--- START ---

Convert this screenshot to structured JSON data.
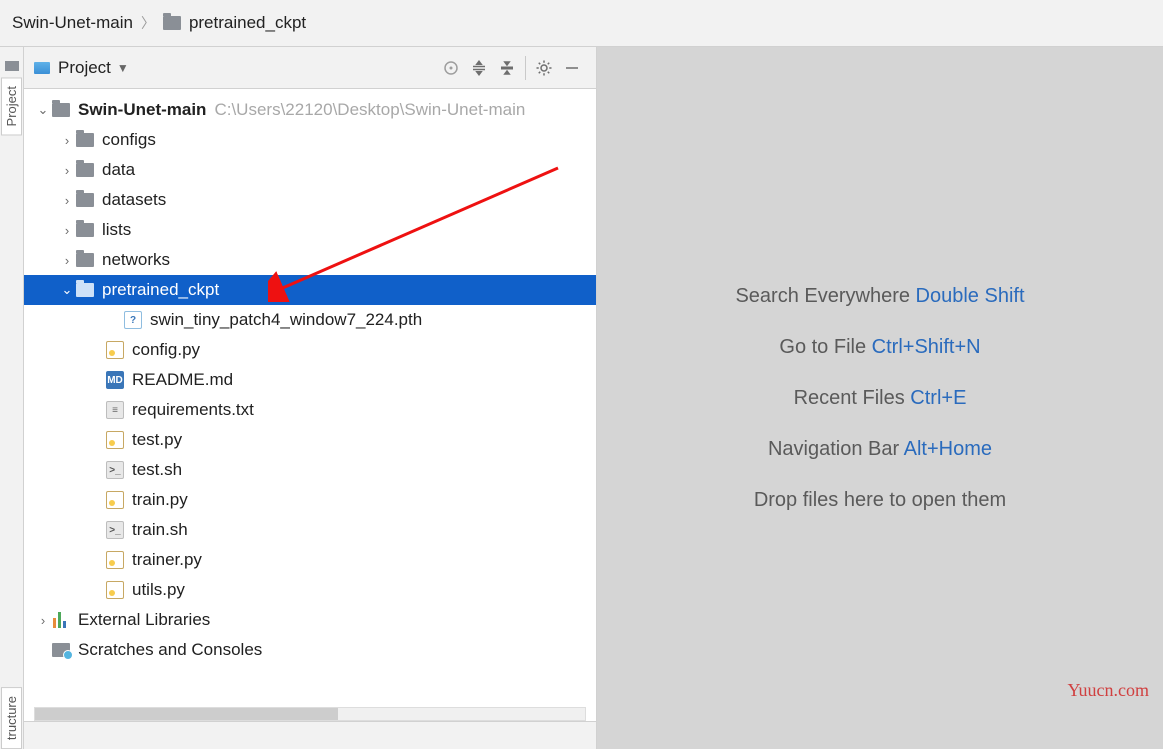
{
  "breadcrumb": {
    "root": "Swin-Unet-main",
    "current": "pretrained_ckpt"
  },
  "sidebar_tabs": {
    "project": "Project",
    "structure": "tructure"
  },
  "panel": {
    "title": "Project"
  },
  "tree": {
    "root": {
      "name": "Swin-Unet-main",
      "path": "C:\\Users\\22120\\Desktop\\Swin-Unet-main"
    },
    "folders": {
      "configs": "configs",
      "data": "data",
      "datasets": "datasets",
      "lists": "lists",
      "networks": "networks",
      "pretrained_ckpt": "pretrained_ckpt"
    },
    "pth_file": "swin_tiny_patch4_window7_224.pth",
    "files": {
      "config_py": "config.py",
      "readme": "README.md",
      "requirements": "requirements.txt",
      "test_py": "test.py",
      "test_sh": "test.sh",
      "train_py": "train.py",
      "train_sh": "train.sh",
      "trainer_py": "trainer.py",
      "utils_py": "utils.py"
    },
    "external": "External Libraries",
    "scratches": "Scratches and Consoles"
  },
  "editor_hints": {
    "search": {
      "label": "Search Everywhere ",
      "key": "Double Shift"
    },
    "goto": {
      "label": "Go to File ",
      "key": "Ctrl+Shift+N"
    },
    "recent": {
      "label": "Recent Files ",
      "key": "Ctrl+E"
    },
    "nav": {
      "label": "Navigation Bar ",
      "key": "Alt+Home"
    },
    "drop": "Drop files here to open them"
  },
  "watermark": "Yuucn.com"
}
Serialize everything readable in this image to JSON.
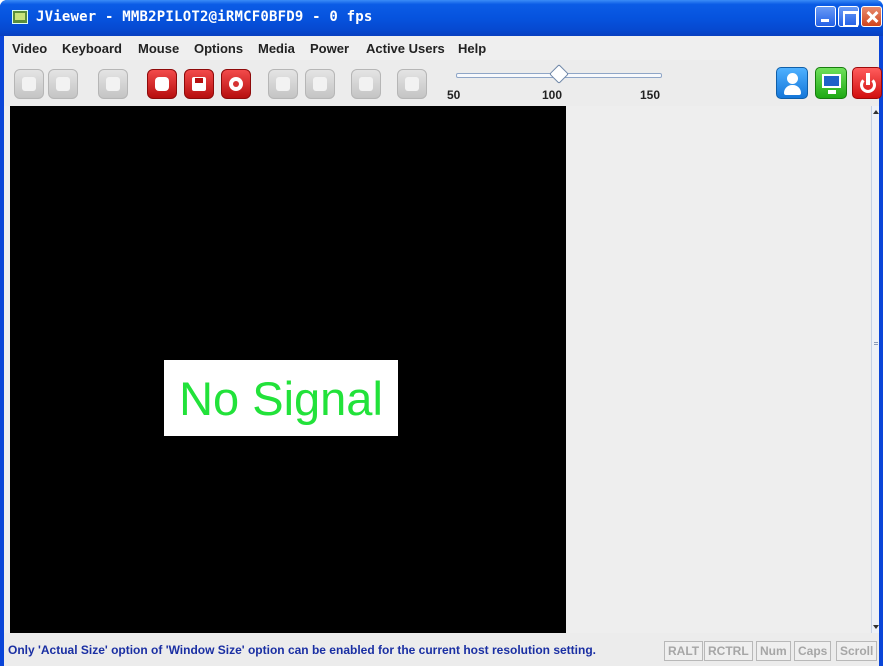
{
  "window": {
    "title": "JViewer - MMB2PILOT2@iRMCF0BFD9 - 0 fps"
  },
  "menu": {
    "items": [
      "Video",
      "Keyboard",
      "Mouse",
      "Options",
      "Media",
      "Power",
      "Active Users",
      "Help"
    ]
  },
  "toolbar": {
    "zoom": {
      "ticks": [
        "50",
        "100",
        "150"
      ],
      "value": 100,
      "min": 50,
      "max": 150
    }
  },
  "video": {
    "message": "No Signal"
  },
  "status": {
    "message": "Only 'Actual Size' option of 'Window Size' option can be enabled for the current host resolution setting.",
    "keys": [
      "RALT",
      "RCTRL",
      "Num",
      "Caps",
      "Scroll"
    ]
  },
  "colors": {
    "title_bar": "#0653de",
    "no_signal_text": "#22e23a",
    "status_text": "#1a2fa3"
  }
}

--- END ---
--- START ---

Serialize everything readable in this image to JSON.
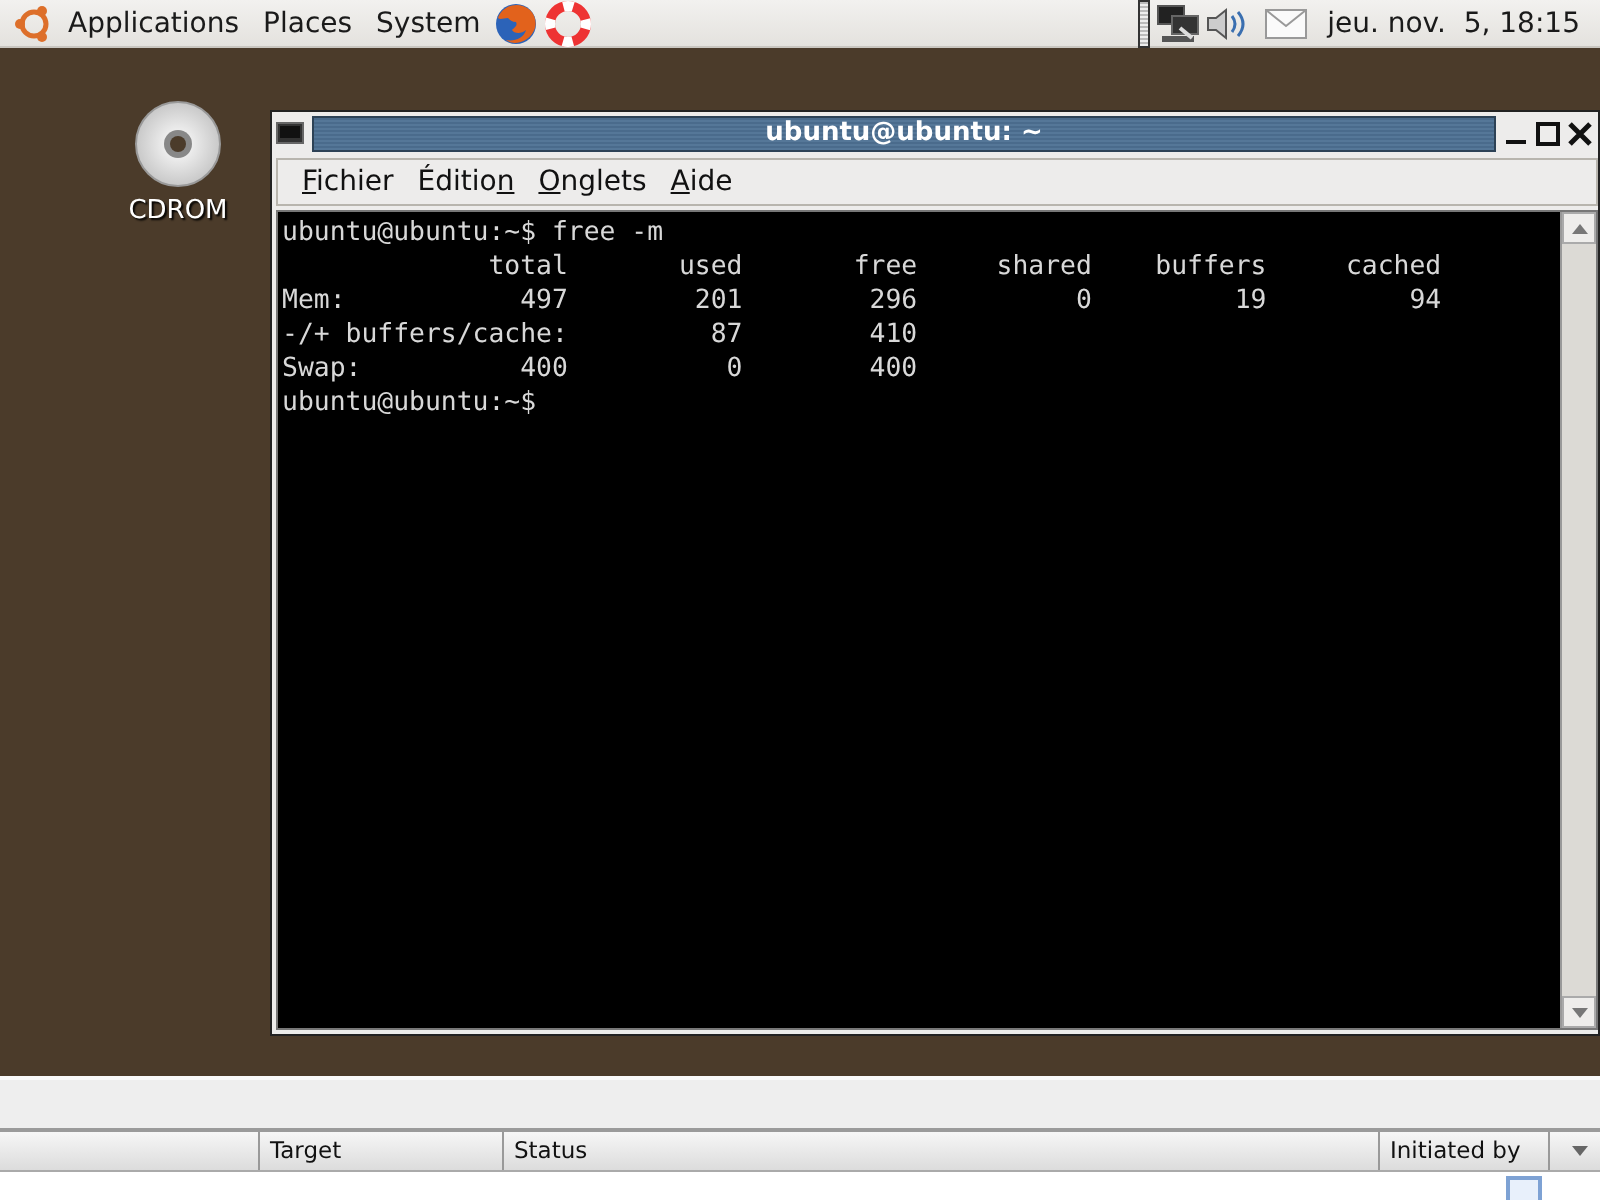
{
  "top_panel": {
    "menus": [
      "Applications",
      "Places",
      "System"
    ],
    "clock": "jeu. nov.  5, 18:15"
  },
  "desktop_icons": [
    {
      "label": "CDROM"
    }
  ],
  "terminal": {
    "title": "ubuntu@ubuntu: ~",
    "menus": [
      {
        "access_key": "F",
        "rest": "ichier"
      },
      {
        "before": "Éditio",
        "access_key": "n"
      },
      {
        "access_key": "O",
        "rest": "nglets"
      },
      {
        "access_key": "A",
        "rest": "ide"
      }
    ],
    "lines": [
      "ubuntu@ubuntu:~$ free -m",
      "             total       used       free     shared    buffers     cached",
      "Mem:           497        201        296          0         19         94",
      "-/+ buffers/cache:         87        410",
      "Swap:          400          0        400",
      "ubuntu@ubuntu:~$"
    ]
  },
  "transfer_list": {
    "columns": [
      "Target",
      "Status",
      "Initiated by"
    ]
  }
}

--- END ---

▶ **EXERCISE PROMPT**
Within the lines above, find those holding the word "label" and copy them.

▶ **REPLY TO THE TASK**
      "label": "Search Everywhere ",
      "label": "Go to File ",
      "label": "Recent Files ",
      "label": "Navigation Bar ",
      "label": "CDROM"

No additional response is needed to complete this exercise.